* [WORK INSTRUCTIONS]
Without changing a character, return the entries, but not the images they hold.

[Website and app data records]

++++

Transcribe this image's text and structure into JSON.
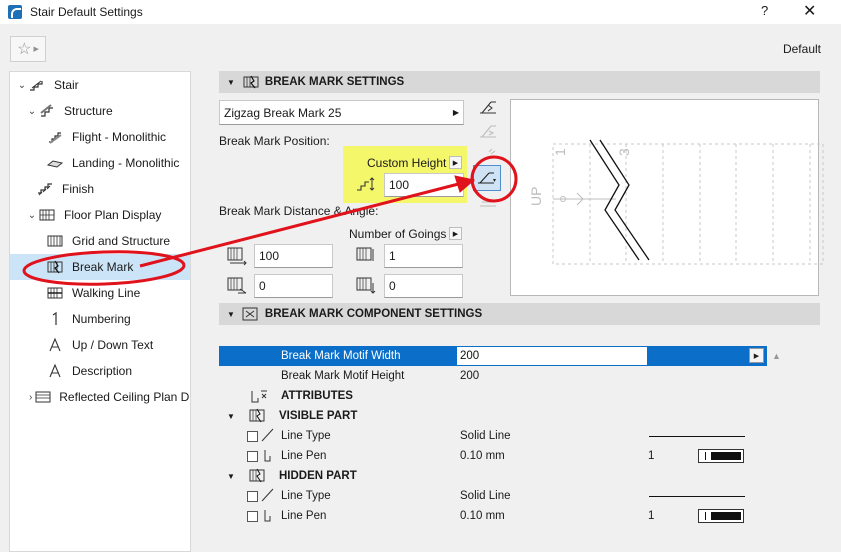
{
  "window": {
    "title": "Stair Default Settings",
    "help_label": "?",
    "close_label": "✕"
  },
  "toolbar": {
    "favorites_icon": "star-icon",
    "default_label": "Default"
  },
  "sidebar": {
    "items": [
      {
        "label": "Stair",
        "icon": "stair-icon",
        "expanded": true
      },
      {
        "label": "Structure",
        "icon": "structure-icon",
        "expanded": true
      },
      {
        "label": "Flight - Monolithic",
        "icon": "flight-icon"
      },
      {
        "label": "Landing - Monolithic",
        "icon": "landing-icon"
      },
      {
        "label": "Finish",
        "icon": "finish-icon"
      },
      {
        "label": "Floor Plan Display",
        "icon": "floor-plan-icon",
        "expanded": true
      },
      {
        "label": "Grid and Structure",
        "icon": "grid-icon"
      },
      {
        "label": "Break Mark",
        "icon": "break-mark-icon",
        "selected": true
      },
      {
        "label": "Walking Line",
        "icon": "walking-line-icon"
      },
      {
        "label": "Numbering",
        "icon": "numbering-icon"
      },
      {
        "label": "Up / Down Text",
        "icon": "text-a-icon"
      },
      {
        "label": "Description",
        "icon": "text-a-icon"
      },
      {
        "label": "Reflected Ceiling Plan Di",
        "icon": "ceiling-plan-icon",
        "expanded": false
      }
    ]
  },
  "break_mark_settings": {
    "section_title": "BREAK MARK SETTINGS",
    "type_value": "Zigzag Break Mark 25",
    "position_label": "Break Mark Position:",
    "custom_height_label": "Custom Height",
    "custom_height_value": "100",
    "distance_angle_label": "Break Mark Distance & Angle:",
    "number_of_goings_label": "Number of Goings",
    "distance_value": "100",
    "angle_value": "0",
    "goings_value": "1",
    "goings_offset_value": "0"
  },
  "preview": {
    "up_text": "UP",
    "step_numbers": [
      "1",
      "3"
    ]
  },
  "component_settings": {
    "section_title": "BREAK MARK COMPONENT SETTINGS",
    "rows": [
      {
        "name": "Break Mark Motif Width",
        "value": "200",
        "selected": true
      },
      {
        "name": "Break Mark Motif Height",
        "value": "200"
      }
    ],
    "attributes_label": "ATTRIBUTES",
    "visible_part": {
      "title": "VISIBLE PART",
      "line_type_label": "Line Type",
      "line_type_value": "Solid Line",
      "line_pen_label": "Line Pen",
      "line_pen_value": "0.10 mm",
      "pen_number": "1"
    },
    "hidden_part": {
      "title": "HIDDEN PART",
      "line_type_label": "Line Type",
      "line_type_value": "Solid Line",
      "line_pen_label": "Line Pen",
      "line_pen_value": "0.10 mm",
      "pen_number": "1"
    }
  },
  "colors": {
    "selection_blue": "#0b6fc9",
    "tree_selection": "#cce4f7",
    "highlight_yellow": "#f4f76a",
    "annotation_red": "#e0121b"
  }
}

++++

* [THE ANSWER]
Transcribe this image's text and structure into JSON.
{
  "window": {
    "title": "Stair Default Settings",
    "help_label": "?",
    "close_label": "✕"
  },
  "toolbar": {
    "favorites_icon": "star-icon",
    "default_label": "Default"
  },
  "sidebar": {
    "items": [
      {
        "label": "Stair",
        "icon": "stair-icon",
        "expanded": true
      },
      {
        "label": "Structure",
        "icon": "structure-icon",
        "expanded": true
      },
      {
        "label": "Flight - Monolithic",
        "icon": "flight-icon"
      },
      {
        "label": "Landing - Monolithic",
        "icon": "landing-icon"
      },
      {
        "label": "Finish",
        "icon": "finish-icon"
      },
      {
        "label": "Floor Plan Display",
        "icon": "floor-plan-icon",
        "expanded": true
      },
      {
        "label": "Grid and Structure",
        "icon": "grid-icon"
      },
      {
        "label": "Break Mark",
        "icon": "break-mark-icon",
        "selected": true
      },
      {
        "label": "Walking Line",
        "icon": "walking-line-icon"
      },
      {
        "label": "Numbering",
        "icon": "numbering-icon"
      },
      {
        "label": "Up / Down Text",
        "icon": "text-a-icon"
      },
      {
        "label": "Description",
        "icon": "text-a-icon"
      },
      {
        "label": "Reflected Ceiling Plan Di",
        "icon": "ceiling-plan-icon",
        "expanded": false
      }
    ]
  },
  "break_mark_settings": {
    "section_title": "BREAK MARK SETTINGS",
    "type_value": "Zigzag Break Mark 25",
    "position_label": "Break Mark Position:",
    "custom_height_label": "Custom Height",
    "custom_height_value": "100",
    "distance_angle_label": "Break Mark Distance & Angle:",
    "number_of_goings_label": "Number of Goings",
    "distance_value": "100",
    "angle_value": "0",
    "goings_value": "1",
    "goings_offset_value": "0"
  },
  "preview": {
    "up_text": "UP",
    "step_numbers": [
      "1",
      "3"
    ]
  },
  "component_settings": {
    "section_title": "BREAK MARK COMPONENT SETTINGS",
    "rows": [
      {
        "name": "Break Mark Motif Width",
        "value": "200",
        "selected": true
      },
      {
        "name": "Break Mark Motif Height",
        "value": "200"
      }
    ],
    "attributes_label": "ATTRIBUTES",
    "visible_part": {
      "title": "VISIBLE PART",
      "line_type_label": "Line Type",
      "line_type_value": "Solid Line",
      "line_pen_label": "Line Pen",
      "line_pen_value": "0.10 mm",
      "pen_number": "1"
    },
    "hidden_part": {
      "title": "HIDDEN PART",
      "line_type_label": "Line Type",
      "line_type_value": "Solid Line",
      "line_pen_label": "Line Pen",
      "line_pen_value": "0.10 mm",
      "pen_number": "1"
    }
  },
  "colors": {
    "selection_blue": "#0b6fc9",
    "tree_selection": "#cce4f7",
    "highlight_yellow": "#f4f76a",
    "annotation_red": "#e0121b"
  }
}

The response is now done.